You may have never even heard of Catholic Social Teaching and if I am honest, before I took the course I’m not sure I could have articulated what exactly it was either, at least not in detail. In short though it was amazing to delve the depths of CST for a week by studying Papal Encyclicals from Pope Leo XIII’s Rerum Novarum (On the Condition of Labor) to Pope Benedict’s Caritas in Veritate (Charity in Truth).
I’m a theology major and I had never read a Papal Encyclical before so it’s ok if you haven’t either, but let me tell you something – these dudes are smart.
No, rather, these men are inspired. Inspired by the Holy Spirit. So next time you do not understand a church teaching or question a church dogma – do yourself a favor and just actually read what the Popes and the Church have to say. It may just blow your mind and challenge the paradigms you’ve created due to the popular culture around you.
But I digress. Allow me, ever so briefly just to share the three foundational principles CST is built upon:
- Human Dignity: Every human person conceived is made in the image and likeness of God and is thus deserving of fundamental rights and respect.
- Solidarity: As Pope Francis has said we have a ‘common father’ and thus we all belong to one family. Being a part of one family we have a responsibility to care for one another.
- Subsidiarity: The belief that problems are best handled at the level in which they arise. Subsidiarity then insists on limits to States intervention in the affairs of the family and society.
There’s so much more to CST and while the week brought me closer to God through the studying, new relationships and time I had for prayer, it quickly came to an end.

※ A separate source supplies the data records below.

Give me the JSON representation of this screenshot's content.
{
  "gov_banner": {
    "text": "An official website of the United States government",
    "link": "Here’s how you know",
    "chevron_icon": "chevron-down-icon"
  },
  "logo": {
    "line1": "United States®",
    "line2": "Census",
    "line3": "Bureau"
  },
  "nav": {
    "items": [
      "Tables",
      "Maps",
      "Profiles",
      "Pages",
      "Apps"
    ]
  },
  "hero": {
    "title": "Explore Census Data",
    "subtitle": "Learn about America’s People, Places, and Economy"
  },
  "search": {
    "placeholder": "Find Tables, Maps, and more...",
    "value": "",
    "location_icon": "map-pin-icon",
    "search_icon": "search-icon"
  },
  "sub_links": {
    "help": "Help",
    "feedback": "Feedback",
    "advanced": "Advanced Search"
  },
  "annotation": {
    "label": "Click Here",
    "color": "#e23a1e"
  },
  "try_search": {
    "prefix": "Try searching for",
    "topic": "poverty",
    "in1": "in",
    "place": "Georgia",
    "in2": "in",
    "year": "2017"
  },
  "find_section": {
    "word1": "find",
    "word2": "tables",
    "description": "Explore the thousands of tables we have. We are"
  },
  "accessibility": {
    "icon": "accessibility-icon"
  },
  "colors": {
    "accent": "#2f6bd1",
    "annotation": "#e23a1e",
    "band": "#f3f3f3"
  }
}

It was time again to fly. Crap, here come the nerves! I prayed my rosary, made the sign of the cross on the plane, found my seat and then I met Suzie.
Suzie is 77, a great grandmother, black, and a lifelong Democrat. But despite our age, race and political affiliation not being similar we immediately connected. She had a large smile, a casual personality and was herself a convert to Catholicism. We talked family, sports and values. She, as I, loves politics so we talked about all the recent news and all the candidates for President.
Toward the end of the flight I asked Suzie if she would like to pray a decade of the rosary with me. She agreed.
We prayed the rosary, and then, no sooner had we taken off did the plane land safely in Detroit.
Because my attention was on Suzie all my normal nerves about flying didn’t have time to take hold. I was engrossed in another human being, in our conversation and in finding common ground.
This week many of us will head home for Thanksgiving with our families. If your family is like mine there is a wide array of political affiliations, disagreements on family matters and personalities that make you wonder how in the world we had the same parents.
I challenge you however this week to pray for everyone you’ll encounter around your Turkey dinner. Pray that you might see their inherent worth and dignity. Pray that you might experience a sense of solidarity with them. Pray that you might find common ground on which you might all give thanks.
Thankfully I don’t have to fly home as I’m only about two hours from my sisters for Thanksgiving. Yet I know the next time I fly, I’m going to try to live out Catholic Social Teaching the best way I know how: I’m going to forget my own worries by loving the one who God puts to sit with me on the plane.
Perhaps this Thanksgiving, maybe you can forget any worries you have and lose yourself in loving who God has placed next to you at your Thanksgiving table. It’s no accident God placed Suzie next to me on the plane, and it’s no accident who God has placed around your family table.